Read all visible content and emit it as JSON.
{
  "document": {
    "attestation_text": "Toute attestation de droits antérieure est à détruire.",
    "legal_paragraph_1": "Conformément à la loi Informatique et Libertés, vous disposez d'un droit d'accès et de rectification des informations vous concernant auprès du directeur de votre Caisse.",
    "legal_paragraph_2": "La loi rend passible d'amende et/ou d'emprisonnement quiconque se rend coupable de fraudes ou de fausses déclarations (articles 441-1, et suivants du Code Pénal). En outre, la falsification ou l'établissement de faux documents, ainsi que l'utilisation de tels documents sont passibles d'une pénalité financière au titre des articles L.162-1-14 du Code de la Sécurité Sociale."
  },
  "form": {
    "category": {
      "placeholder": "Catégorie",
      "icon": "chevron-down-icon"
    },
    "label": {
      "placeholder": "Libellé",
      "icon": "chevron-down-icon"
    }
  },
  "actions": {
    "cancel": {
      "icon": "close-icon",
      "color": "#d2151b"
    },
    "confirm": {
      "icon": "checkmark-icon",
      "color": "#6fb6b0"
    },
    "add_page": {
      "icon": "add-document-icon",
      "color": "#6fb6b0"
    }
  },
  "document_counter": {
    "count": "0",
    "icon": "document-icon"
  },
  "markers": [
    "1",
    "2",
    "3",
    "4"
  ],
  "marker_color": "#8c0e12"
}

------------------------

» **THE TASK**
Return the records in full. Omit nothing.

» **WRITTEN ANSWER**
Read all visible content and emit it as JSON.
{
  "document": {
    "attestation_text": "Toute attestation de droits antérieure est à détruire.",
    "legal_paragraph_1": "Conformément à la loi Informatique et Libertés, vous disposez d'un droit d'accès et de rectification des informations vous concernant auprès du directeur de votre Caisse.",
    "legal_paragraph_2": "La loi rend passible d'amende et/ou d'emprisonnement quiconque se rend coupable de fraudes ou de fausses déclarations (articles 441-1, et suivants du Code Pénal). En outre, la falsification ou l'établissement de faux documents, ainsi que l'utilisation de tels documents sont passibles d'une pénalité financière au titre des articles L.162-1-14 du Code de la Sécurité Sociale."
  },
  "form": {
    "category": {
      "placeholder": "Catégorie",
      "icon": "chevron-down-icon"
    },
    "label": {
      "placeholder": "Libellé",
      "icon": "chevron-down-icon"
    }
  },
  "actions": {
    "cancel": {
      "icon": "close-icon",
      "color": "#d2151b"
    },
    "confirm": {
      "icon": "checkmark-icon",
      "color": "#6fb6b0"
    },
    "add_page": {
      "icon": "add-document-icon",
      "color": "#6fb6b0"
    }
  },
  "document_counter": {
    "count": "0",
    "icon": "document-icon"
  },
  "markers": [
    "1",
    "2",
    "3",
    "4"
  ],
  "marker_color": "#8c0e12"
}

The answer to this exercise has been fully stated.